Oh, Amicus Productions, how I love thee. Why film just one movie on a standing set when you can film four? You’re the British answer to American International Pictures.
The House that Dripped Blood (1970) is one of Amicus’ classic portmanteau films, an anthology of four or five movie shorts wrapped up inside a framing story. As the title suggests, the four films in this picture are all centered on a lonely country house and its inhabitants. Each occupant moves into the home only to find themselves confronted with the supernatural: a writer finds his villainous creation seemingly come to life; a lonely bachelor discovers a figure in the local wax museum is identical to the woman he loved and lost; a widower is far too strict in the raising of his young daughter for good reason; and a declining horror actor acquires an opera cloak which possesses unfortunate properties. All these stories are revealed by a Scotland Yard detective’s investigation of a missing person.
The film has a stellar cast of B-list British actors, many slumming from Hammer Productions. Christopher Lee and Peter Cushing turn up (unfortunately in separate stories), as does Denholm Elliot (last seen as the Antichrist’s uncooperative father), Jon Pertwee (The Third Doctor Who), Geoffery Bayldon (Catweazle), and Hammer bombshell, Ingrid Pitt. The stories are the work of Pyscho author Robert Bloch, so they have a solid horror pedigree, even if they’re a little predictable to modern sensibilities.
Of the four, “Waxworks” with Peter Cushing is my favorite. The wav museum as the setting for a horror story is old hat and this tale brings nothing new to the table. Cushing’s performance, however, as a retired bachelor whose plans to “read, listen to music, and do some gardening” are upended by a trip to the museum and the unexpected arrival of an old friend is wonderful. Cushing brings a humanity to the role, and I identified strongly with his character in many ways.
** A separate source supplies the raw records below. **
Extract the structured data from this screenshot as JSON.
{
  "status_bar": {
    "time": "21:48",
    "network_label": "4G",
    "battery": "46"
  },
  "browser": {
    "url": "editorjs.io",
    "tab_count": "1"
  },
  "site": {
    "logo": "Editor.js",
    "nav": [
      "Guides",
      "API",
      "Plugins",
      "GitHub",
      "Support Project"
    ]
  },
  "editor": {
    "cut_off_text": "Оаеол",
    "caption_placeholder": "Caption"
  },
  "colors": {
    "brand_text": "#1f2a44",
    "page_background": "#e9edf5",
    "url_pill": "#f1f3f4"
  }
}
“The Cloak” with Pertwee and Pitt is more comedic than the rest, making it a bit off-key from the rest of the shorts, but Pertwee is enjoyable as the pretentious horror actor, Paul Henderson. Whovian fans will enjoy his vampire costume, as it’s almost identical to his Doctor Who outfit. And he’s not above throwing a little shade in a co-star when Henderson declares “That’s what’s wrong with the present day horror films. There’s no realism. Not like the old ones, the great ones. Frankenstein, Phantom of the Opera, Dracula – the one with Bela Lugosi of course, not this new fellow.” The new fellow in 1970, being, of course, Christopher Lee.
“Sweets for the Sweet,” which features Lee, while being a fine story, also includes a treat for Tolkien fans. Christopher Lee famously read The Lord of the Rings every year, and the film contains a brief scene with his character sitting before the fire, reading from a copy of Tolkien’s masterpiece, which appears well-worn for a movie prop. Perhaps it’s Lee’s own copy taken from his dressing room?
I watch a lot a terrible movies each October, but it is movies like The House that Dripped Blood which make it all worthwhile. I occasionally discover one of these long-overlooked (by me) gems that provides 90 minutes of pure enjoyment. While not the greatest film ever made, The House that Dripped Blood earns a solid 4 skulls out of 5 for being a wonderful example of early 1970s British horror film-making.